(RECORDS FOR THE TASK)

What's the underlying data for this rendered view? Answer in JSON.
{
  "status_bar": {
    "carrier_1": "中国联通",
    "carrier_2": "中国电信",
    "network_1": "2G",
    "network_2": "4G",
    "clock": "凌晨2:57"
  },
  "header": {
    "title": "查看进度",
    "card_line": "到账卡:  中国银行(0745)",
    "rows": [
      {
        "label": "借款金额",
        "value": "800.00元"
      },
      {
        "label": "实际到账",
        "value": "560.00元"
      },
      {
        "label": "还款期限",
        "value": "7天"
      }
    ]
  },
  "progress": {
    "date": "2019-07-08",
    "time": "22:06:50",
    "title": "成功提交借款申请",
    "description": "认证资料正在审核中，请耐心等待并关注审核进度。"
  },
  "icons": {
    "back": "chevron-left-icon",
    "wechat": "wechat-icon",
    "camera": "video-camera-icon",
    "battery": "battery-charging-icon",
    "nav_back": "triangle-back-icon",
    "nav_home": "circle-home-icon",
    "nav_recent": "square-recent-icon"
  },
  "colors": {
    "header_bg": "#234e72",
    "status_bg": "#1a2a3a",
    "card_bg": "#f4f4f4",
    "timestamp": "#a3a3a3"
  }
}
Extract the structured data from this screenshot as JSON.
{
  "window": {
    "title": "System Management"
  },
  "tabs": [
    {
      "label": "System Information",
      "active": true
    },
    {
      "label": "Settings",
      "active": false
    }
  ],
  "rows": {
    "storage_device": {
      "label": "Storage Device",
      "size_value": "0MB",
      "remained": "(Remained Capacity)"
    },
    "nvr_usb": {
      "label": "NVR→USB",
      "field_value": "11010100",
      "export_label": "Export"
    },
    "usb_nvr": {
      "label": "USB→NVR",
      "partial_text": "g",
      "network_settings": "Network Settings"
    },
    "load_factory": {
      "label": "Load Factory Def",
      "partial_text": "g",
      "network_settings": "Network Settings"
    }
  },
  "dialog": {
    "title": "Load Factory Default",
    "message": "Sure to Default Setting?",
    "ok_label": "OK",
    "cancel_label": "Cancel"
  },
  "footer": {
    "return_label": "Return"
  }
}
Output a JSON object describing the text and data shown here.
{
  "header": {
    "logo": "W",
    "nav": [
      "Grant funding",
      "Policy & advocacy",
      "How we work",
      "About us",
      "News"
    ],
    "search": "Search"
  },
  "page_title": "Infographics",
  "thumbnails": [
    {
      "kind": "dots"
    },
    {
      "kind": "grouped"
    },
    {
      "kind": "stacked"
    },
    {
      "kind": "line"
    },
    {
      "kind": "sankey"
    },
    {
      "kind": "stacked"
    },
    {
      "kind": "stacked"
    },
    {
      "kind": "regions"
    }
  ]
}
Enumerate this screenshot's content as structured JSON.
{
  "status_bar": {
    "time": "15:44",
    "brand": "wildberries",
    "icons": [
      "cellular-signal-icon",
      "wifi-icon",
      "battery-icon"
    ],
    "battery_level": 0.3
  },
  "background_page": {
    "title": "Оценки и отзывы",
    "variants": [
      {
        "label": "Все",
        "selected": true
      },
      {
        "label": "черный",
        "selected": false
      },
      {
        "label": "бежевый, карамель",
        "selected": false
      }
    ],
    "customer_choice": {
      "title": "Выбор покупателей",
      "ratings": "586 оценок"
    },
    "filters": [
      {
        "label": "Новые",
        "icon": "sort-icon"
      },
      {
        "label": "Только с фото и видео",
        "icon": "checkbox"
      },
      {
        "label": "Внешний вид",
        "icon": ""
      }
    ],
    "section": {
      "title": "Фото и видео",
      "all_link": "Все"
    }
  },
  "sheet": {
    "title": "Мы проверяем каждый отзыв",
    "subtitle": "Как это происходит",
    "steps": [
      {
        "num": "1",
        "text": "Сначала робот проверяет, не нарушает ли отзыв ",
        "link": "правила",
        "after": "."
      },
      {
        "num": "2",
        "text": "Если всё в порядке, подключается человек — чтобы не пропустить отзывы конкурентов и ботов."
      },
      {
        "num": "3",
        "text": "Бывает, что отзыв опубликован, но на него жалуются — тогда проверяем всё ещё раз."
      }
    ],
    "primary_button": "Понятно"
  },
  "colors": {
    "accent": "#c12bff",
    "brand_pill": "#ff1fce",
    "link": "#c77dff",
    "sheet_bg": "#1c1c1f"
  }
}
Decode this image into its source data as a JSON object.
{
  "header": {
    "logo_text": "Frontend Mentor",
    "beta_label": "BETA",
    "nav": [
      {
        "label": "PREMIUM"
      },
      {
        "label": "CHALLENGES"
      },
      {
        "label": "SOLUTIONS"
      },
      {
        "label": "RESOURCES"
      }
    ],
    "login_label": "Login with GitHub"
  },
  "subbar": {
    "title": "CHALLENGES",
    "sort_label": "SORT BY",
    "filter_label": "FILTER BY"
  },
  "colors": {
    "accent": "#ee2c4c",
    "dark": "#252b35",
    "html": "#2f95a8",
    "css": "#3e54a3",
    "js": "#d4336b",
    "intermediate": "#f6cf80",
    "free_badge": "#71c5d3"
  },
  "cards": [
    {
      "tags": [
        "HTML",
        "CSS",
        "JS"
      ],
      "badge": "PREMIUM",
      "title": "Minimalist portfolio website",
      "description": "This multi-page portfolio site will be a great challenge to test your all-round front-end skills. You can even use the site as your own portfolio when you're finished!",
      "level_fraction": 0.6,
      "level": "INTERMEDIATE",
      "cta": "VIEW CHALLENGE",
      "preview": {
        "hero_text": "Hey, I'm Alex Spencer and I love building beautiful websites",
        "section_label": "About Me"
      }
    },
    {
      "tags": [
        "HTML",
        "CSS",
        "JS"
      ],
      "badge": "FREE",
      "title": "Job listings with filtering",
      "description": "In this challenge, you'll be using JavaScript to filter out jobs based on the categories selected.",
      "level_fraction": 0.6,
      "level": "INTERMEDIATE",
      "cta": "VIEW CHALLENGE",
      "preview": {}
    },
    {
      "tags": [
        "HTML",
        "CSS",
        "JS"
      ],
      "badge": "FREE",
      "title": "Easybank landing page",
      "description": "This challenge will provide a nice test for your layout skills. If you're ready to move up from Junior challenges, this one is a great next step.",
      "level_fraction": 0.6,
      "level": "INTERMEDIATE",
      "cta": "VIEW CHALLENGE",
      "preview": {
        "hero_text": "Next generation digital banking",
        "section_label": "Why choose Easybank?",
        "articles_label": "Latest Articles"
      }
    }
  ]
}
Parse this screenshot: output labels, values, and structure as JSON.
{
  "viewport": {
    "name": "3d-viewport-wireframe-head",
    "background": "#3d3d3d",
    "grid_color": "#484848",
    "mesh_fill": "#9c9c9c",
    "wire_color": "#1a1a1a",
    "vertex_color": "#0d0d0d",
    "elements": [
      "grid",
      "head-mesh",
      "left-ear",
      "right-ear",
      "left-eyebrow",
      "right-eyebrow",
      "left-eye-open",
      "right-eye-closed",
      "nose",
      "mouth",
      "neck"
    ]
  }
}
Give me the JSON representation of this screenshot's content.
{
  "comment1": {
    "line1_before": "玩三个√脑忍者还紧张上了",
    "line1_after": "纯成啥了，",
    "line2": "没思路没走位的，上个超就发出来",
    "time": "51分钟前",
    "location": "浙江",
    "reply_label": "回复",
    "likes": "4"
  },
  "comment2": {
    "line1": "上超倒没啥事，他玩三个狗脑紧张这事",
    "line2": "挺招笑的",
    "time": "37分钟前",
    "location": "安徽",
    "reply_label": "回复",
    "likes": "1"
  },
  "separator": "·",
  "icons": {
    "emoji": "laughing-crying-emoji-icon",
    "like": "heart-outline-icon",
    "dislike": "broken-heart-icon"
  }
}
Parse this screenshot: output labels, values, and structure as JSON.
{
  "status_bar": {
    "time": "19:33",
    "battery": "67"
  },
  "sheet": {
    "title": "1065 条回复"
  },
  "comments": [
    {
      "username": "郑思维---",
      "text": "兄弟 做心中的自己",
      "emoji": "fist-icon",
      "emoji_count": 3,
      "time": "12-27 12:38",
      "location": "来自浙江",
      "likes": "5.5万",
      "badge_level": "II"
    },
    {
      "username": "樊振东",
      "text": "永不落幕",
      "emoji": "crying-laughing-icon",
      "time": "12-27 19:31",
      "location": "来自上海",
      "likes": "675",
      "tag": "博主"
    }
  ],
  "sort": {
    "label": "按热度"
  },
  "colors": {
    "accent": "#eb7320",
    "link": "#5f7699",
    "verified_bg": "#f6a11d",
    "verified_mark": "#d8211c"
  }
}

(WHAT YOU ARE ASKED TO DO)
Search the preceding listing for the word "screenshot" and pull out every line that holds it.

(SOLUTION TO THIS PROBLEM)
Extract the structured data from this screenshot as JSON.
Enumerate this screenshot's content as structured JSON.
Parse this screenshot: output labels, values, and structure as JSON.
Give me the JSON representation of this screenshot's content.
Parse this screenshot: output labels, values, and structure as JSON.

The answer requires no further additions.